Presidential campaign gets personal
The campaign for the presidency has morphed from a debate over competing visions into one of the nastiest and most personal fights of modern times. Nancy Cordes reports on the accusations flying from both sides.

(CBS News) A series of polls released today and over the weekend show the presidential contest remains close but suggest President Obama may have an edge over Mitt Romney on the issue of who would best handle Medicare.

A Gallup swing state poll released Monday shows that voters in 12 key states trust Mr. Obama over Romney to address issues facing Medicare, 50 percent to 44 percent.

While always an important election issue, the future of Medicare became a more prominent campaign matter when Romney chose Rep. Paul Ryan as his running mate. The House Budget Committee chairman authored the House GOP's plan to overhaul the popular government health care program for seniors, which would give seniors the choice of using a voucher to purchase private insurance. Still, the Gallup poll shows swing state voters are more likely to believe (51 percent to 44 percent) that Mr. Obama's campaign has a specific plan for Medicare than to believe that the Romney campaign does.

The Gallup poll, conducted Sept. 11-17, surveyed voters in Colorado, Florida, Iowa, Michigan, Nevada, New Hampshire, New Mexico, North Carolina, Ohio, Pennsylvania, Virginia, and Wisconsin.

A Reuters/Ipsos poll released Monday shows that Mr. Obama is gaining ground among Americans who are at least 60 years old (Medicare recipients must be at least 65 years old). While Romney once had a 20-point advantage among that age group, the Reuters poll now shows Mr. Obama trailing by fewer than four points.

Reuters reports, "Romney's double-digit advantages among older voters on the issues of healthcare and Medicare - the nation's health insurance program for those over 65 and the disabled - also have evaporated, and Obama has begun to build an advantage in both areas."

Another national poll, however, shows Romney holding onto his strong lead among seniors. The Politico /George Washington University poll, conducted Sept. 16 - 20, shows Romney leading among voters 65 and older, 58 percent to 38 percent.

Voters overall say Mr. Obama would do a better job handling Medicare, according to the Politico poll, 52 percent to 43 percent.
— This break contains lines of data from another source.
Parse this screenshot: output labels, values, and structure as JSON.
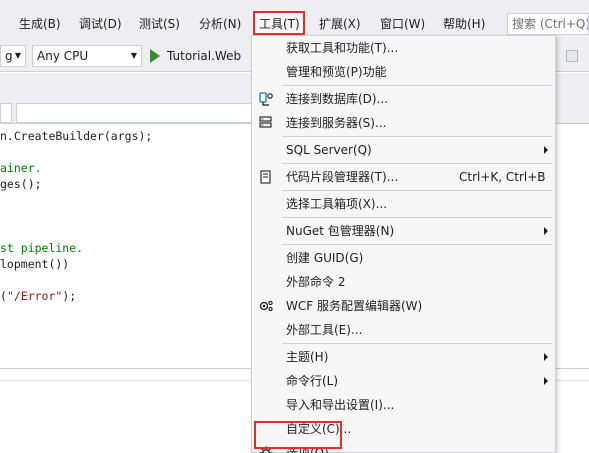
{
  "menubar": {
    "items": [
      {
        "label": "生成(B)"
      },
      {
        "label": "调试(D)"
      },
      {
        "label": "测试(S)"
      },
      {
        "label": "分析(N)"
      },
      {
        "label": "工具(T)"
      },
      {
        "label": "扩展(X)"
      },
      {
        "label": "窗口(W)"
      },
      {
        "label": "帮助(H)"
      }
    ],
    "search_placeholder": "搜索 (Ctrl+Q)"
  },
  "toolbar": {
    "config_value": "g",
    "platform_value": "Any CPU",
    "run_label": "Tutorial.Web"
  },
  "editor": {
    "lines": [
      {
        "segments": [
          {
            "text": "n.CreateBuilder(args);",
            "cls": ""
          }
        ]
      },
      {
        "segments": [
          {
            "text": "",
            "cls": ""
          }
        ]
      },
      {
        "segments": [
          {
            "text": "ainer.",
            "cls": "cmt"
          }
        ]
      },
      {
        "segments": [
          {
            "text": "ges();",
            "cls": ""
          }
        ]
      },
      {
        "segments": [
          {
            "text": "",
            "cls": ""
          }
        ]
      },
      {
        "segments": [
          {
            "text": "",
            "cls": ""
          }
        ]
      },
      {
        "segments": [
          {
            "text": "",
            "cls": ""
          }
        ]
      },
      {
        "segments": [
          {
            "text": "st pipeline.",
            "cls": "cmt"
          }
        ]
      },
      {
        "segments": [
          {
            "text": "lopment())",
            "cls": ""
          }
        ]
      },
      {
        "segments": [
          {
            "text": "",
            "cls": ""
          }
        ]
      },
      {
        "segments": [
          {
            "text": "(",
            "cls": ""
          },
          {
            "text": "\"/Error\"",
            "cls": "str"
          },
          {
            "text": ");",
            "cls": ""
          }
        ]
      }
    ]
  },
  "tools_menu": {
    "items": [
      {
        "type": "item",
        "label": "获取工具和功能(T)...",
        "icon": ""
      },
      {
        "type": "item",
        "label": "管理和预览(P)功能",
        "icon": ""
      },
      {
        "type": "sep"
      },
      {
        "type": "item",
        "label": "连接到数据库(D)...",
        "icon": "database-connect-icon"
      },
      {
        "type": "item",
        "label": "连接到服务器(S)...",
        "icon": "server-connect-icon"
      },
      {
        "type": "sep"
      },
      {
        "type": "item",
        "label": "SQL Server(Q)",
        "icon": "",
        "submenu": true
      },
      {
        "type": "sep"
      },
      {
        "type": "item",
        "label": "代码片段管理器(T)...",
        "icon": "snippet-icon",
        "shortcut": "Ctrl+K, Ctrl+B"
      },
      {
        "type": "sep"
      },
      {
        "type": "item",
        "label": "选择工具箱项(X)...",
        "icon": ""
      },
      {
        "type": "sep"
      },
      {
        "type": "item",
        "label": "NuGet 包管理器(N)",
        "icon": "",
        "submenu": true
      },
      {
        "type": "sep"
      },
      {
        "type": "item",
        "label": "创建 GUID(G)",
        "icon": ""
      },
      {
        "type": "item",
        "label": "外部命令 2",
        "icon": ""
      },
      {
        "type": "item",
        "label": "WCF 服务配置编辑器(W)",
        "icon": "wcf-config-icon"
      },
      {
        "type": "item",
        "label": "外部工具(E)...",
        "icon": ""
      },
      {
        "type": "sep"
      },
      {
        "type": "item",
        "label": "主题(H)",
        "icon": "",
        "submenu": true
      },
      {
        "type": "item",
        "label": "命令行(L)",
        "icon": "",
        "submenu": true
      },
      {
        "type": "item",
        "label": "导入和导出设置(I)...",
        "icon": ""
      },
      {
        "type": "item",
        "label": "自定义(C)...",
        "icon": ""
      },
      {
        "type": "item",
        "label": "选项(O)...",
        "icon": "gear-icon"
      }
    ]
  },
  "colors": {
    "highlight_box": "#e0302c",
    "run_green": "#388a34",
    "menu_bg": "#f6f6f6",
    "chrome_bg": "#eeeef2"
  }
}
Aside from the federal budget and spending, Mr. Obama ties or has an edge over Romney on who is best to handle every major issue.

The poll shows Mr. Obama leading Romney 50 percent to 47 percent among national voters, though Romney has a two-point edge among independents.

A Miami Herald/Tampa Bay Times poll shows that voters in Florida are nearly split over who they trust to keep Medicare financially stable, with 49 percent choosing Mr. Obama and 47 percent choosing Romney. Voters in the battleground state are also split over who to support -- 48 percent say they're backing Mr. Obama, while Romney wins 47 percent support. Independents in Florida back Mr. Obama by a margin of 11 percent.

In the Buckeye State, the Ohio Newspaper Poll shows Mr. Obama with a lead of 51 percent to Romney's 46 percent among likely voters.

In the swing state of Pennsylvania, the latest Susquehanna Polling & Research survey shows Mr. Obama leading 47 percent to Romney's 45 percent.